I should be better than getting annoyed a people being wrong on the internet, but this really rubbed me the wrong way. The problem is not Mike, though, and I very much agree that the photo by Henri Cartier-Bresson is street photography.
Another twitter user, a Mr Holga from Dallas, was denigrating other photographer’s work based on the idea that “street photography” necessarily had to include people’s faces up close.
And I imagined that this site was about street photography?
Actually, quite a bit of what I’m doing goes counter to this rather limited idea of what street photography is.
A few examples of “not street photography” from this site:
Needless to say, I resent a definition of what I do that almost totally excludes what I do.
In my view the only photos above that don’t tell some small story about Venice where I live, are the one taken in Rome and one in Bologna.
So what is “street photography”?
I’ve never felt the need to create a box to fit myself into, but a loose definition could be that street photography is about capturing the unstaged dynamics of the human environment.
Starting from the end, the human environment is anywhere where humans regularly stay, live, act, or where humans have had a decisive influence on the surroundings. For example, most nature photography doesn’t qualify. Streets do qualify, obviously, but so do lots of countryside and inside spaces, where human presence and impact is obvious.
Unstaged means it shouldn’t be staged, posed or directed in any way. Street photography should be about capturing the moment as it happens in front of the photographer, not about the photographer creating the moment. As a consequence, models have little if any role in street photography, portrait photography is mostly outside of the definition, and so are still life photography, product photography, and much more.
The dynamics indicate that some sort of interaction or movement must be present within the human environment. It can be human action, or domestic animals, or even wild animals interacting with the human environment.
An example here could be a stray dog rummaging in the garbage in a deserted street. Even if there are no humans present, the effect of the human presence is still there.

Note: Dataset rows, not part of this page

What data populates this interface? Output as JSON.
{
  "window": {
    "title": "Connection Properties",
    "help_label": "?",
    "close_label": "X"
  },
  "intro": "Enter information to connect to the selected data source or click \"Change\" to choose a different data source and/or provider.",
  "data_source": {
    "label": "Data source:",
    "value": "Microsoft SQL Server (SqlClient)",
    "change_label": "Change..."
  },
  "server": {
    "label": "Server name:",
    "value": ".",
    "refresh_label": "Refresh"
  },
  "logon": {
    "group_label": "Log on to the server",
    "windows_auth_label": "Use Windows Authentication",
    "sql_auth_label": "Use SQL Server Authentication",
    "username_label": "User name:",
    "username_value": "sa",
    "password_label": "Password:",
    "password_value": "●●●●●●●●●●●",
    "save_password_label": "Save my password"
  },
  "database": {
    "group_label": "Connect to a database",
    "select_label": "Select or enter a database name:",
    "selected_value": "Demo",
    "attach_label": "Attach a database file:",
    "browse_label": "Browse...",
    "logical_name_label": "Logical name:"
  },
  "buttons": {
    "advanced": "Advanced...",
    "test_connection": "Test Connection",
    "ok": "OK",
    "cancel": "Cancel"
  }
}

The same photo without the dog would lack the dynamic element, and would at most be documentary.
It is totally irrelevant if there are human faces visible in the frame, as long as the dynamic is there.
Thanks, this website is very helpful.